WASHINGTON, March 16 —The government lawyer whose improper coaching of witnesses and other actions have jeopardized the death penalty case against Zacarias Moussaoui has been forced to take a leave from the Transportation Security Administration, a department spokeswoman said Thursday.

The actions of the lawyer, Carla J. Martin may have wrecked the Justice Department's efforts to execute Mr. Moussaoui, the only person charged in a United States courtroom with responsibility for the deaths from the attacks of Sept. 11, 2001. She has not yet offered an explanation for her behavior, disclosed over the last few days, but her lawyer, in a statement Thursday, said, "Ms. Martin has now been vilified by assertions from the prosecution and assorted media pundits."

Her lawyer, Roscoe C. Howard Jr., said Ms. Martin was preparing a response.

"When her opportunity comes," Mr. Howard said, "her response will show a very different, full picture of her intentions, her conduct and her tireless dedication to a full trial."

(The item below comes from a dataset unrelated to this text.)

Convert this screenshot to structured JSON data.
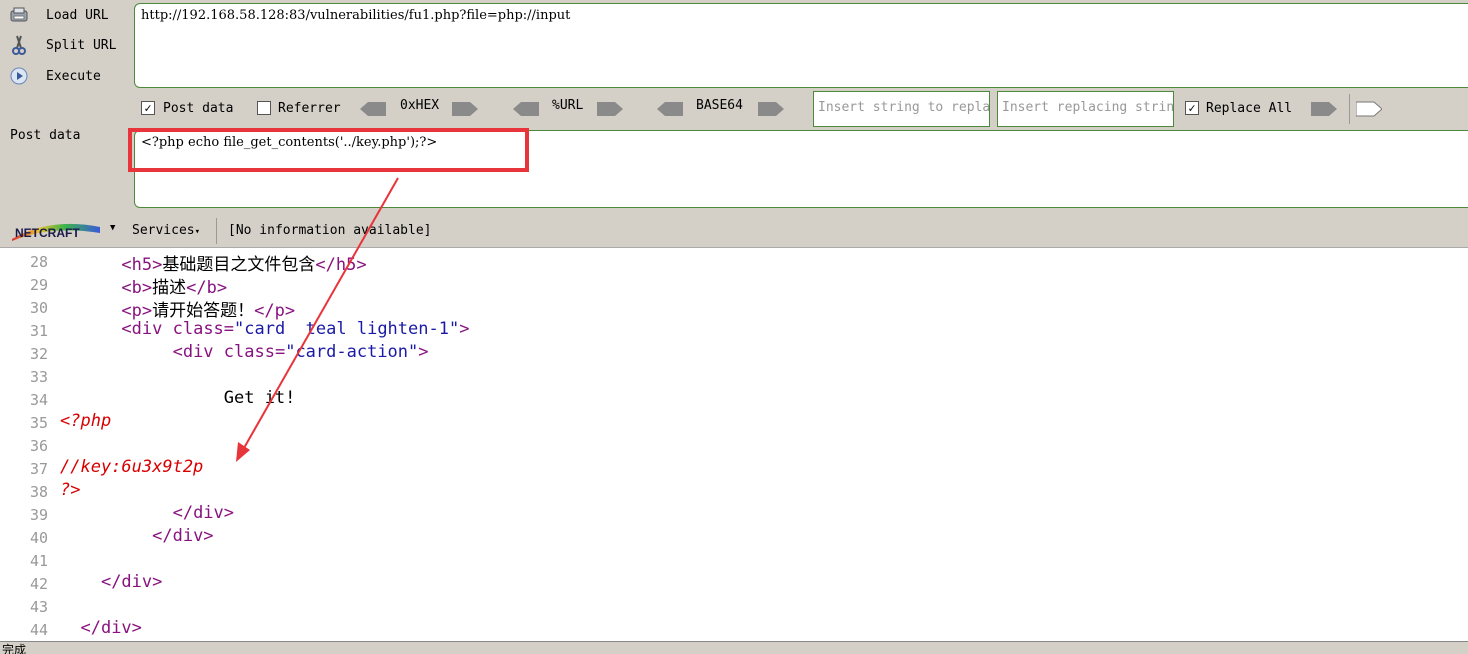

The disclosure Monday that Ms. Martin had sent trial transcripts and e-mail messages to seven government aviation officials listed as witnesses with suggestions as to how they should testify threw the Moussaoui trial into confusion.

Judge Leonie M. Brinkema called it the worst case of a lawyer tampering with witnesses she had experienced on the bench. Judge Brinkema also said Ms. Martin had not told the truth when she told prosecutors that some of the government officials had refused to talk to Mr. Moussaoui's court-appointed lawyers.

The judge ruled Tuesday that the government would not be permitted to call any of the witnesses who might have been tainted by Ms. Martin's conduct.

Her ruling dealt a potentially crippling blow to the government's efforts to execute Mr. Moussaoui. Even though he was in jail at the time of the Sept. 11 attacks, prosecutors have argued that he bears responsibility for the deaths that day because he lied to investigators who arrested him three weeks earlier.

Judge Brinkema recessed the trial until Monday, and the prosecution has asked her to reconsider her ruling, saying the sanction was excessive.

In a response Thursday, Mr. Moussaoui's lawyers reminded Judge Brinkema that courts were obliged to be especially sensitive to problems that might deny a fair trial to someone facing a death penalty.

Because Mr. Moussaoui has pleaded guilty to conspiracy charges in connection with the Sept. 11 attacks, the sole question is whether he will be executed or imprisoned for life.